The rough route follows an old canaleta (water conduit) down to terraced orchards. From there, ascend to the substantial Rifugio Tossals Verds. Follow signs for the GR 221 to Coll d’es Colloms on the east side of Tossals Verds. Then, on its north side, the trail follows another canaleta west, back to Cuber Reservoir.
Passing the Rifugio Tossals Verds on this engaging and varied loop, a girl of about seven years old asked us “Donde va?” At first we didn’t understand. But by the time she followed us up to the next switchback, we realized she was asking, “Where are you going?” So we said, “Lago Cuber.” Then she said, “Esta bien,” and queried “Por que?” We liked that she was so open and curious, so Kathy dug into our paltry Spanish and said, “Es muy divertido, y interesante, y buen ejercicio.” “Comprenda?” Craig asked. She and her brother smiled and nodded. So off we went with their unspoken but very evident blessings.

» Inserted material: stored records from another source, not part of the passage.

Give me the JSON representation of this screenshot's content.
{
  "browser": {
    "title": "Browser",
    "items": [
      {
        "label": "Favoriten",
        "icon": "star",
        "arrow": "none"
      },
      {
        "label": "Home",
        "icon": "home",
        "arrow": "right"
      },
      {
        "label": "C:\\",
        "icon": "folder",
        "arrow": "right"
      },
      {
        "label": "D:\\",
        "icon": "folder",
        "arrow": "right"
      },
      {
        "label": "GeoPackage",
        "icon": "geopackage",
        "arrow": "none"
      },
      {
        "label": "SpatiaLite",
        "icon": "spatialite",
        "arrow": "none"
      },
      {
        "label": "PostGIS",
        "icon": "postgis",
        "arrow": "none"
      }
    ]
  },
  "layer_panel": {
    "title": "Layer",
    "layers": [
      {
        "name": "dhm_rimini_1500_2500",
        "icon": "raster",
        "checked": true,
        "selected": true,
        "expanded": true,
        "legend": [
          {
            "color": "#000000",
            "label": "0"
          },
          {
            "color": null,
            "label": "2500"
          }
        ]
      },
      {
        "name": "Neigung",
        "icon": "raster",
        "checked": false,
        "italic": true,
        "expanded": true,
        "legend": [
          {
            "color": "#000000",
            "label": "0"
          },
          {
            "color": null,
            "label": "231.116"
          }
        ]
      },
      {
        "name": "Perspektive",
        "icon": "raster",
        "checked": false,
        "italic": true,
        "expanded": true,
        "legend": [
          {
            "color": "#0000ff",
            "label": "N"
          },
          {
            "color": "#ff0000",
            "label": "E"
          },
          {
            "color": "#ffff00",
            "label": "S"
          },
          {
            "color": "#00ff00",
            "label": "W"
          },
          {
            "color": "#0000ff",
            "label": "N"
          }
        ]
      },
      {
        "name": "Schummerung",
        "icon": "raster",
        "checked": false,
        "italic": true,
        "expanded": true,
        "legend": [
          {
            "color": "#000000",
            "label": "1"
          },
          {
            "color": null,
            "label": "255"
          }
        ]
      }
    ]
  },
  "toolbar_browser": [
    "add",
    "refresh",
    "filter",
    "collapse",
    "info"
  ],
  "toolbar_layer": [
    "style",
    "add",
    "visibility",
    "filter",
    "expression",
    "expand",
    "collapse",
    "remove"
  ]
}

*Full insurance with Gold Car, the Spanish rental-car company we recommend, will even cover the cost of replacing the ignition key, should you lose it. I know this because in an absent-minded moment I (Craig) dropped the key to our chili-red Citroen C30 into the marina at Palma de Mallorca. I’d previously never lost a car key—ever, anywhere. And wow, are remote-entry keys expensive. It cost 150 Euro ($225 USD) to replace ours. I later imagined how I might retrieve the key and earn back the replacement fee: go fishing with a magnet. But our time was limited. We were busy hiking. Where was I going to find a magnet? I thought no more of it, until one evening after hiking all day, Kath and I were strolling through the town of Soller. We passed a large hardware store. She said, “Maybe they have a magnet.” I walked in and met a clerk who spoke excellent English—a rare skill among Mallorcans. I humbly told him my story. He lit up. “Yes, we have a strong magnet!” he said. This magnet was huge, at least 10 kg (22 lb). It had been in the store for 30 years and was currently employed as the door stop. He generously offered to loan it to me, along with a 20-m (66-ft) rope, in return for a 50 Euro ($75 CDN) refundable deposit. The serendipity was too miraculous to ignore. So at 9 p.m. Kath and I drove across the island, far out of our way, into the traffic of Palma. I spent an hour dredging the marina precisely where I’d dropped the car key. Nada. It remains in the muck, 15 m (50 ft) below the dock. But we gained from the experience. We met Joseph, the muy sympatico clerk at Bernat, the hardware store (ferreteria) in Soller.